COLUMBIA — A 632-bed apartment complex on the city’s south side won the approval Thursday of the Columbia Planning and Zoning Commission.
The Grove, a student-oriented apartment complex on 12.56 acres at the northeast corner of Rock Quarry Road and Grindstone Parkway, would offer two-, three- and four-bedroom floor plans in numerous buildings.
The land already has the necessary zoning of R-3 for multiple family dwellings.
Although the commission expressed concerns over access to the completed complex, it sent a unanimous recommendation for approval to the Columbia City Council.
The final complex would have two entrances if approved. One that falls under the Missouri Department of Transportation's jurisdiction has already been approved. The other entrance falls under the city’s jurisdiction and is still under review.
The property totals 34.93 acres. Campus Crest, a national firm that builds student housing, owns the land where The Grove is proposed. Mid-Missouri Distributors owns the remaining 21.93 acres to the east.
Tim Teddy, director of the Columbia Department of Planning and Development, said that Mid-Missouri Distributors has not submitted any plans for development.
“Construction of The Grove should commence as soon as the plat is approved by the council,” Teddy said. “Construction plans are in for both the site and buildings.”
Because it's on Rock Quarry Road, which has a scenic designation, The Grove will be required to meet the existing regulations that cover the area adjacent to the road, including a buffer zone on either side of the roadway where vegetation cannot be disturbed.
Brian Sharpe, president of development and construction for Campus Crest, said The Grove would conform to the scenic road rules.
“Our goal is to do just as they request,” Sharpe said. “We have no request other than to embellish with additional plantings.

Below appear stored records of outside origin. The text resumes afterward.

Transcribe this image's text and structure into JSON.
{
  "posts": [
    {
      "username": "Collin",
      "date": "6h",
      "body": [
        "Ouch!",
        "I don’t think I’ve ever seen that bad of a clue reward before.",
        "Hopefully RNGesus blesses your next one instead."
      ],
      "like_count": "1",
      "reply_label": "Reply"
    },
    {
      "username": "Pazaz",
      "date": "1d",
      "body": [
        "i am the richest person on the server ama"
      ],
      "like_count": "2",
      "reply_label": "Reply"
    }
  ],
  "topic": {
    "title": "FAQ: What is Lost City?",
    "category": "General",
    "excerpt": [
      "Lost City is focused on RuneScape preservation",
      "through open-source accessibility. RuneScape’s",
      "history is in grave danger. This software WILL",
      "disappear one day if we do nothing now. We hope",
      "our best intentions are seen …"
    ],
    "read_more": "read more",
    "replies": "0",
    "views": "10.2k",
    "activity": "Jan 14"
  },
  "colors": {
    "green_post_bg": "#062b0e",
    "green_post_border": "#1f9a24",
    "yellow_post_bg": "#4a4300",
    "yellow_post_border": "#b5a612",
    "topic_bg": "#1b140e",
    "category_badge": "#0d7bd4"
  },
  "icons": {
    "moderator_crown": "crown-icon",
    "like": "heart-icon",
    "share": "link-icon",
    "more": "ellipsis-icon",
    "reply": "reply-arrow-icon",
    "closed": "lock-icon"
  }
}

We would like to plant additional stuff there.”
Campus Crest also has plans to conceal the complex, Sharpe said.
“On the high side of the property, near the road, we are creating sort of a bowl and tucking our building down to minimize its visual impact from the road,” Sharpe said.